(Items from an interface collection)
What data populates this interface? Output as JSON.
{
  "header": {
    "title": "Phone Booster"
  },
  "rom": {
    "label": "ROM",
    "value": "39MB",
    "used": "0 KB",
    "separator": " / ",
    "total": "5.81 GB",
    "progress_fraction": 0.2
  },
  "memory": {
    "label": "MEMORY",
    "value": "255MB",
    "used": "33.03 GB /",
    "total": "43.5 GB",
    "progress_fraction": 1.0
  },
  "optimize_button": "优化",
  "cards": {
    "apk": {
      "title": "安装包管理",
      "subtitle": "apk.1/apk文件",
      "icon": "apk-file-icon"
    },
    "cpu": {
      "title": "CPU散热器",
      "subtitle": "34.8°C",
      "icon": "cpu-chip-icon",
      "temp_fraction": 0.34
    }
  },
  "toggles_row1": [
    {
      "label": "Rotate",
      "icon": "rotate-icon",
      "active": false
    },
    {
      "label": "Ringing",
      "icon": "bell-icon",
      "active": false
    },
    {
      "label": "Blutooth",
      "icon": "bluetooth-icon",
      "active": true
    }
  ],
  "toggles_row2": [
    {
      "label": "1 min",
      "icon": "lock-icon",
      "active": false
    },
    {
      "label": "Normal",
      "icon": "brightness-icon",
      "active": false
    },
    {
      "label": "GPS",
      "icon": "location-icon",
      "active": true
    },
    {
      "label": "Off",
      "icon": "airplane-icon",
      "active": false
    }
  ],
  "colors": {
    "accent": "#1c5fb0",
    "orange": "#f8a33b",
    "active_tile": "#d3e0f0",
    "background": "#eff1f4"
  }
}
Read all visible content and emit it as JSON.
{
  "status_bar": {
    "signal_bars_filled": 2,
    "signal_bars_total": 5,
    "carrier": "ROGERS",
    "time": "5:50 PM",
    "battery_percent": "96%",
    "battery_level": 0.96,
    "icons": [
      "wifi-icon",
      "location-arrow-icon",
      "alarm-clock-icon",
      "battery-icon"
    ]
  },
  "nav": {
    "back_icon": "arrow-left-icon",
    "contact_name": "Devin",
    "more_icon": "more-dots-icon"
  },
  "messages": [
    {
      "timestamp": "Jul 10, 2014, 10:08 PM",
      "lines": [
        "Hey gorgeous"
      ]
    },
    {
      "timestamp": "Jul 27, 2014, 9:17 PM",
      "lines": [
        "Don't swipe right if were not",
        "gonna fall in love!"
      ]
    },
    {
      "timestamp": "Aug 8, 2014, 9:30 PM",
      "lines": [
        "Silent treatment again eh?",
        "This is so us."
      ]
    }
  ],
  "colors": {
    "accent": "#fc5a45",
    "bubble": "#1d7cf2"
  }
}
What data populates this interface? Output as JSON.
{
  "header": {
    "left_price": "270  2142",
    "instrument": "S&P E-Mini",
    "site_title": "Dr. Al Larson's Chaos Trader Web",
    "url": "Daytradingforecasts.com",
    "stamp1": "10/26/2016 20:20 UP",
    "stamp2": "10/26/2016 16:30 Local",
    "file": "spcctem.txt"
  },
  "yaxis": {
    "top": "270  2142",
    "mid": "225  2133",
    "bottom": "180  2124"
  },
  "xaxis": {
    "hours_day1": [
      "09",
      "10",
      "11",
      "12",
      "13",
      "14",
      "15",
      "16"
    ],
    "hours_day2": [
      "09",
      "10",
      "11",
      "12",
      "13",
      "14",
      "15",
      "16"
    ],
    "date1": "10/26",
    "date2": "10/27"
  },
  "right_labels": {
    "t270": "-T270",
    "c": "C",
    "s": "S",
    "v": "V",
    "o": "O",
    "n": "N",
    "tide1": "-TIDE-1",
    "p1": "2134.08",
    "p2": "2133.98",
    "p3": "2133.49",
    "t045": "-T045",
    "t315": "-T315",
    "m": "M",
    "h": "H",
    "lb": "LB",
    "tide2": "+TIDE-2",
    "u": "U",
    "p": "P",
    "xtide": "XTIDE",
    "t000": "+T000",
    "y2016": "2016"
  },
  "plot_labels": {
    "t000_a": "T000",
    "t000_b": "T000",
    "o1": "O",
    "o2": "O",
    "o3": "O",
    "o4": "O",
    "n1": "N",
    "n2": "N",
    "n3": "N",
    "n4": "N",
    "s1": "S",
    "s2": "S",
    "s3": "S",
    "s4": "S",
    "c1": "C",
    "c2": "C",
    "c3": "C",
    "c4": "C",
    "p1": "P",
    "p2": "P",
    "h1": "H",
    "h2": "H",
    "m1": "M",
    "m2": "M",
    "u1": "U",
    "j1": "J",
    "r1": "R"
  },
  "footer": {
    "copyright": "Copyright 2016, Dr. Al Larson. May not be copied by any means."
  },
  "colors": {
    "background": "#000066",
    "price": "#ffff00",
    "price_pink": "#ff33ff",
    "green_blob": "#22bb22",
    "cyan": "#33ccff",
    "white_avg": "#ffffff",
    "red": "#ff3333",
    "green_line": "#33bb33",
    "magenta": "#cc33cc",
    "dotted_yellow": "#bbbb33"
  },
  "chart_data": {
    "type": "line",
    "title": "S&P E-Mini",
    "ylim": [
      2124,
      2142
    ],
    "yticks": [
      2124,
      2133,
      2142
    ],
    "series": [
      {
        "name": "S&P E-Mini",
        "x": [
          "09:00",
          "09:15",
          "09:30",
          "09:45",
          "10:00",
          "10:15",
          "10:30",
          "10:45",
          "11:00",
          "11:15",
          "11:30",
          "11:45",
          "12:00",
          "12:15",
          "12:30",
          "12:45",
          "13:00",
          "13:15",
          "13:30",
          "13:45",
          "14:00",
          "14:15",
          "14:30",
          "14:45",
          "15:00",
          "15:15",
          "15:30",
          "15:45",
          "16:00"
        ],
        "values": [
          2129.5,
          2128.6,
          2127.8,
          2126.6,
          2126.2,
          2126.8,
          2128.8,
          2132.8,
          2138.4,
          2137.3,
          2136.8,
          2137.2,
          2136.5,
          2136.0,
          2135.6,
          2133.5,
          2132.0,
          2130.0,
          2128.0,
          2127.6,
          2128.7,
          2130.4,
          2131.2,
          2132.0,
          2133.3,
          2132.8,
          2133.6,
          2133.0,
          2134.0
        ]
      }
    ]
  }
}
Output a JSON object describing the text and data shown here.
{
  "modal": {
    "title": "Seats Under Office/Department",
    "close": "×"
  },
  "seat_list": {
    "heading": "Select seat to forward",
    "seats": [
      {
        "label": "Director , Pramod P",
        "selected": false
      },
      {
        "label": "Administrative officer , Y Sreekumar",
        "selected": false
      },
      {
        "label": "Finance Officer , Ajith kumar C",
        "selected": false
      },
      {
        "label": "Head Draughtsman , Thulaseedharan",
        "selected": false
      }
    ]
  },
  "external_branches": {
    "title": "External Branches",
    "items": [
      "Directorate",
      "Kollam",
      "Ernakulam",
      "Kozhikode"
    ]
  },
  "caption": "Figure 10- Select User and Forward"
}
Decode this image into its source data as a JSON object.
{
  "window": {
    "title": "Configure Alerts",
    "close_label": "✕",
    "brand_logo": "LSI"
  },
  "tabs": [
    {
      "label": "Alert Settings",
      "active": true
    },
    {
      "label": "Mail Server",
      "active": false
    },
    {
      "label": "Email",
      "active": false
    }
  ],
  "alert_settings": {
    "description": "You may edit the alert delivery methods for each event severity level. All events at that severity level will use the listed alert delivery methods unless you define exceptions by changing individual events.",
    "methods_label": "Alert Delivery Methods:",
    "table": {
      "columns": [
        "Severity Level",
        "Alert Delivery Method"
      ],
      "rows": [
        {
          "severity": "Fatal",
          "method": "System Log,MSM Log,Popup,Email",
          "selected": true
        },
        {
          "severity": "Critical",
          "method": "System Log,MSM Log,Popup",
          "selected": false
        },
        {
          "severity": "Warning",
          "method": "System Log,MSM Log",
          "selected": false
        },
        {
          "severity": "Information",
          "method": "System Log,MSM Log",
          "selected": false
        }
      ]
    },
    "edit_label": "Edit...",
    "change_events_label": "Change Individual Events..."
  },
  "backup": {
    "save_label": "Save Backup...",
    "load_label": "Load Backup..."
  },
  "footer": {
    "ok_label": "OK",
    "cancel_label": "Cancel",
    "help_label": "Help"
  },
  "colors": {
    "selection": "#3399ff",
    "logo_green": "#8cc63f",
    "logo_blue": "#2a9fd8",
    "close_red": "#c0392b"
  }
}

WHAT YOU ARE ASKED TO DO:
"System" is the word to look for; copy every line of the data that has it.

SOLUTION FOR THIS PROBLEM:
          "method": "System Log,MSM Log,Popup,Email",
          "method": "System Log,MSM Log,Popup",
          "method": "System Log,MSM Log",
          "method": "System Log,MSM Log",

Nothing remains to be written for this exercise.